Based on a review of Medicaid payments across the country only a handful of states reimburse the full invoice cost for corneal tissue similar to Medicare. There are 14 states that do not even cover the corneal tissue at all, including: Alabama, Alaska, Connecticut, District of Columbia, Iowa, Mississippi, Nebraska, North Dakota, Oregon, Pennsylvania, South Carolina, Texas, Utah, Vermont, West Virginia. The rest reimburse based on a flat fee. This means that the surgeon and eye bank community will need to educate these states to improve the payment paradigm to ensure patients have access to the appropriate care. In 2015, SightLife was able to educate regulators in Washington state to amend their Medicaid payment policies to move from a capitated fee to match Medicare’s policy of paying the invoiced price.

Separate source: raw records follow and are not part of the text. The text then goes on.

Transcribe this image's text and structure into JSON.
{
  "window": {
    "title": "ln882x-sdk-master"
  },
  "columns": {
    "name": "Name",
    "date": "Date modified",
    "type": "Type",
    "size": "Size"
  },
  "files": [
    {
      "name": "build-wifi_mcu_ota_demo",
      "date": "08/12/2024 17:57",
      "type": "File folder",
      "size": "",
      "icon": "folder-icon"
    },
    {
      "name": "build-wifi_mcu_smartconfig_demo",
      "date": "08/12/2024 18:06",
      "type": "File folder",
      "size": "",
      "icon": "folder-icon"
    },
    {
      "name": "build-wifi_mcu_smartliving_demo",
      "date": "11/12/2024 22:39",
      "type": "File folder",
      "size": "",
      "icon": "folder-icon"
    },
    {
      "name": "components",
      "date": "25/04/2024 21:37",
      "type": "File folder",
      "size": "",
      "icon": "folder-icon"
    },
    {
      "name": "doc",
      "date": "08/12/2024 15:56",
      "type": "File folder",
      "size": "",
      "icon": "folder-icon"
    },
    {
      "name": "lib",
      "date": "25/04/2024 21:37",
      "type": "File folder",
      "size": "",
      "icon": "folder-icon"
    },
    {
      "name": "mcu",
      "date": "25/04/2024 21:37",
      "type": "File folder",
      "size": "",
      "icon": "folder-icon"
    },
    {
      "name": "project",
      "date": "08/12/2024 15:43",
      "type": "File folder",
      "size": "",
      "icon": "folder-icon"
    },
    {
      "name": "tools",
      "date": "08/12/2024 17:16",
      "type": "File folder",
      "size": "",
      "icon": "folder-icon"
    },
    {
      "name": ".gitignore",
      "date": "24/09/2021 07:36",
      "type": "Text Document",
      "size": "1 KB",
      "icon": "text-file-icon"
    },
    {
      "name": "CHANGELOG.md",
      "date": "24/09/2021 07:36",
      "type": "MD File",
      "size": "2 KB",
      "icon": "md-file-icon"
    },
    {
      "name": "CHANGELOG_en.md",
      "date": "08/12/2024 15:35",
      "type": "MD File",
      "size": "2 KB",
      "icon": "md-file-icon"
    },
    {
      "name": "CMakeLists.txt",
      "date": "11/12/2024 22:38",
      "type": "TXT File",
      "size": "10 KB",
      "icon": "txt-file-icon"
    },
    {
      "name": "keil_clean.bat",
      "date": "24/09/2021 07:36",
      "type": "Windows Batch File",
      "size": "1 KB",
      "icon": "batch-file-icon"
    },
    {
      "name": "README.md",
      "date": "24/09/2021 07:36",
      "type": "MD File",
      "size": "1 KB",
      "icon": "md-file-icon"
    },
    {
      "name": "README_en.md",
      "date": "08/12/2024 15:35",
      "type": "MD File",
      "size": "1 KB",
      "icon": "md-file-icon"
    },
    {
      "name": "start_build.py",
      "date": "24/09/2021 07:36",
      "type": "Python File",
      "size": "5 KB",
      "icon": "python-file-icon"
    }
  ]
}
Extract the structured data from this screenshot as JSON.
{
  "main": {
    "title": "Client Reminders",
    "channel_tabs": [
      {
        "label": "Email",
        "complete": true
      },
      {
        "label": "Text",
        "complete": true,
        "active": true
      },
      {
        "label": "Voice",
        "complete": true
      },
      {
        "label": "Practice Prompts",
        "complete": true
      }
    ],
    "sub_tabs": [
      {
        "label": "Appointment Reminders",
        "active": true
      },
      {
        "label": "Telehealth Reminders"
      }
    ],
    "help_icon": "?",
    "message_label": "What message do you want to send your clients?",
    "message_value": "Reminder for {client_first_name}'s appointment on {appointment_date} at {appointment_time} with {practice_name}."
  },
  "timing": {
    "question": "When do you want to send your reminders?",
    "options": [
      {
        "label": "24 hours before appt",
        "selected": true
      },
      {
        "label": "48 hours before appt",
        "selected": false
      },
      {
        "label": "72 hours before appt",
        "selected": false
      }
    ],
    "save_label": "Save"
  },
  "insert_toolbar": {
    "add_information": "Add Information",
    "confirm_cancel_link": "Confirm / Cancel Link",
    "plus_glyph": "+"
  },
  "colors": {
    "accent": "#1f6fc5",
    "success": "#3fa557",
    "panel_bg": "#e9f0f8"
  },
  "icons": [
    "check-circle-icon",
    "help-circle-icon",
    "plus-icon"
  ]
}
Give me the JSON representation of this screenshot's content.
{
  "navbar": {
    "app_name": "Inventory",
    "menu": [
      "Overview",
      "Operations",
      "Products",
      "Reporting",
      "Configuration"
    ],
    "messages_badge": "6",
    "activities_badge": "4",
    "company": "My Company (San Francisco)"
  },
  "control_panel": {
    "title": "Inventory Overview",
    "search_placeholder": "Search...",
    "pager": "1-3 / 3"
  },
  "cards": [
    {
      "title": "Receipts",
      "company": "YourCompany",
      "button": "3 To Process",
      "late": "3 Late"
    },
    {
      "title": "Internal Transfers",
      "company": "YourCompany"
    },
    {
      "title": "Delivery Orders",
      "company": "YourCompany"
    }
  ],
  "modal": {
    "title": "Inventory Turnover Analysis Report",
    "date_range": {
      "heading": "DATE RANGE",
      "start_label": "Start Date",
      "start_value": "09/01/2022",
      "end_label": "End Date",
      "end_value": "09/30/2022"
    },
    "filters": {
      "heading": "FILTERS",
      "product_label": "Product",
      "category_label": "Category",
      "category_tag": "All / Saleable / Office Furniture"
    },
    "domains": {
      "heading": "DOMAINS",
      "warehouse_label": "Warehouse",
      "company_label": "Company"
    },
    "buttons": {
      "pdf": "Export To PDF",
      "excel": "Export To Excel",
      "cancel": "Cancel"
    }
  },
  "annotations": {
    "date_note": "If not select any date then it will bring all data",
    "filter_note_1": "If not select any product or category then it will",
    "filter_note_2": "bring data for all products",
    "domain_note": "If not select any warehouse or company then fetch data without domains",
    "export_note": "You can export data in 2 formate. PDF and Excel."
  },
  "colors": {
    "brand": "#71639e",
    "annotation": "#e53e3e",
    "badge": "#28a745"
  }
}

Another thing that ophthalmic practices across the country may experience is an increase of privately-insured patients. Before this happens, we encourage all corneal surgeons to speak with their practice managers to ensure that their current contracts with insurance companies DO NOT have the corneal tissue bundled with the procedure as they could potentially be losing thousands of dollars per procedure.
SightLife Surgical will continue to monitor any changes that the Trump Administration plans to introduce and analyze how they may impact corneal transplantation.
The information contained in this reimbursement coding guide is provided based on research as of November 30, 2016. Because Medicare (CMS) coding, coverage and reimbursement policies and regulations affecting those policies are subject to frequent change (and often vary from payer to payer), the reader is advised to routinely monitor USA federal coding guidelines and coverage policies to verify that the reimbursement information in this guide is up to date going forward.
Policies and procedures published by payers and agencies such as the Centers for Medicare and Medicaid Services (CMS) take precedence over the information contained herein.
CPT codes copyrighted by the AMA